:: SOURCE DATA ::

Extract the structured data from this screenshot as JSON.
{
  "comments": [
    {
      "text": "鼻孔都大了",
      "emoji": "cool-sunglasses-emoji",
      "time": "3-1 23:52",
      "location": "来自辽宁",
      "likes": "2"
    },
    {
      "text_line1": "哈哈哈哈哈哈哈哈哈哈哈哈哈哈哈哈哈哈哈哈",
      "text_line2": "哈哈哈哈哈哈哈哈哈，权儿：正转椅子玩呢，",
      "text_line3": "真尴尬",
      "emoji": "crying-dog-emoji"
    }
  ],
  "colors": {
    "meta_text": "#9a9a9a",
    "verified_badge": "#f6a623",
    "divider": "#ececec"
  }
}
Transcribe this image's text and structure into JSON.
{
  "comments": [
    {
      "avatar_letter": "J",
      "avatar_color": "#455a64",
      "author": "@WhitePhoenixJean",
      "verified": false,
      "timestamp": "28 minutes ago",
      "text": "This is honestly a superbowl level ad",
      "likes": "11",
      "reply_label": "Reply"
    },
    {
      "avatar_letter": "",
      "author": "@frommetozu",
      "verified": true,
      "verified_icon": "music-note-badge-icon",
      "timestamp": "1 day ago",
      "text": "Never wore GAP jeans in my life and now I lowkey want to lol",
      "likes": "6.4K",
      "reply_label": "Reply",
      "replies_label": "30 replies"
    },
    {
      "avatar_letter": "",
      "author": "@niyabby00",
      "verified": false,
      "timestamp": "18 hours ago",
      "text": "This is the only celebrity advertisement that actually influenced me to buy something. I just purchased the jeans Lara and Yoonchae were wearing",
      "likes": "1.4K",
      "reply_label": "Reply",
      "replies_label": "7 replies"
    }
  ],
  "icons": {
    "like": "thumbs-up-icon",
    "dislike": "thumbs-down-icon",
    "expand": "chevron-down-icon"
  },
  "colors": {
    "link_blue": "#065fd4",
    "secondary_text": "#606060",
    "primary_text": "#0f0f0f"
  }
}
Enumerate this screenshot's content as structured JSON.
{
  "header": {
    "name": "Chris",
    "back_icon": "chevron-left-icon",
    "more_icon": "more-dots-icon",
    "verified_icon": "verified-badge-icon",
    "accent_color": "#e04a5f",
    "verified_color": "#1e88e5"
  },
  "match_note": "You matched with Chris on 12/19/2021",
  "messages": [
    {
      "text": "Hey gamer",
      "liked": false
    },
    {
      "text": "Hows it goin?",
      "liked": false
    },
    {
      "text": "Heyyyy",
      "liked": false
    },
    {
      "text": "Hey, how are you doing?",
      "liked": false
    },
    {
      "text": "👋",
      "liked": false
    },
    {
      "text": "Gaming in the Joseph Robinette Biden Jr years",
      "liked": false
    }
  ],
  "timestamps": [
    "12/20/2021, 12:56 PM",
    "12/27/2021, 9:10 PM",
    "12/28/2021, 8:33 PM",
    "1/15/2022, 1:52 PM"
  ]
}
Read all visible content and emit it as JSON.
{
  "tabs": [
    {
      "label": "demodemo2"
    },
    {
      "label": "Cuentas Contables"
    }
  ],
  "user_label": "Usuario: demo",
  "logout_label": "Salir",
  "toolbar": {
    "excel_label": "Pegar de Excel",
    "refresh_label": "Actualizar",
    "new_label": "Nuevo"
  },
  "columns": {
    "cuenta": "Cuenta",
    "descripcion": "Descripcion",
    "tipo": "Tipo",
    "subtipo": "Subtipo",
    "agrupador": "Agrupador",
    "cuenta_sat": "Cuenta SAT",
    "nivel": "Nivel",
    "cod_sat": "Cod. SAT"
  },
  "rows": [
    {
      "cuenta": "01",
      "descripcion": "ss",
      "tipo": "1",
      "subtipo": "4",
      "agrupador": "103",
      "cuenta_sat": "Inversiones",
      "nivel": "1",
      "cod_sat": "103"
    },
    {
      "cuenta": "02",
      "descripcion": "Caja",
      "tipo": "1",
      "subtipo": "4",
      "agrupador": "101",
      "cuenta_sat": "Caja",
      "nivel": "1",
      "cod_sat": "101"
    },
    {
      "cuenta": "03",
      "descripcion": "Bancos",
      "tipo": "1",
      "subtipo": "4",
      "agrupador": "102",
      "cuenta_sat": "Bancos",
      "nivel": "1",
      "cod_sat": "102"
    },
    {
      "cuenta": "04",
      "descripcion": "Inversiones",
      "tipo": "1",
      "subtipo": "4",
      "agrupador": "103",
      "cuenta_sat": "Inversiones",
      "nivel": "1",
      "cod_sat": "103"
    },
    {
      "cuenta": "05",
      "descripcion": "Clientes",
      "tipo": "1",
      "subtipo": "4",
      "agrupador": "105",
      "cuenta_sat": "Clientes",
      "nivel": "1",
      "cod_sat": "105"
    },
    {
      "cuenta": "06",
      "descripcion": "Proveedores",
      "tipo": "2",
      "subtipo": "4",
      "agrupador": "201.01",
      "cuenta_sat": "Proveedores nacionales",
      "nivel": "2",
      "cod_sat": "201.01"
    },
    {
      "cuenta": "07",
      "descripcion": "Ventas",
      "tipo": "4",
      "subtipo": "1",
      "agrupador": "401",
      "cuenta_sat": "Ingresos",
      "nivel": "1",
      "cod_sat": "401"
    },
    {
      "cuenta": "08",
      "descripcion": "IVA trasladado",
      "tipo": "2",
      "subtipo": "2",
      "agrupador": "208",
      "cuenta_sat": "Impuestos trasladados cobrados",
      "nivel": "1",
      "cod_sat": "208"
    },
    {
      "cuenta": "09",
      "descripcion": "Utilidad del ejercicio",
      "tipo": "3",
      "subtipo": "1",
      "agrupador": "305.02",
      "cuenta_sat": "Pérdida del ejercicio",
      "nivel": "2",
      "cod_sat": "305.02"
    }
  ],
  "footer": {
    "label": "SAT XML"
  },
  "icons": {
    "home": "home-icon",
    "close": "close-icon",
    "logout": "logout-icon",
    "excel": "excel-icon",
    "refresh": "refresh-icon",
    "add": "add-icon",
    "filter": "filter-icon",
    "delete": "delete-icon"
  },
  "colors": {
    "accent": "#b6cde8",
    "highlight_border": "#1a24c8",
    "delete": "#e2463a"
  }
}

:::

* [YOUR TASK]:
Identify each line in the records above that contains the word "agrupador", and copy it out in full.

* [ANSWER SPACE]:
    "agrupador": "Agrupador",
      "agrupador": "103",
      "agrupador": "101",
      "agrupador": "102",
      "agrupador": "103",
      "agrupador": "105",
      "agrupador": "201.01",
      "agrupador": "401",
      "agrupador": "208",
      "agrupador": "305.02",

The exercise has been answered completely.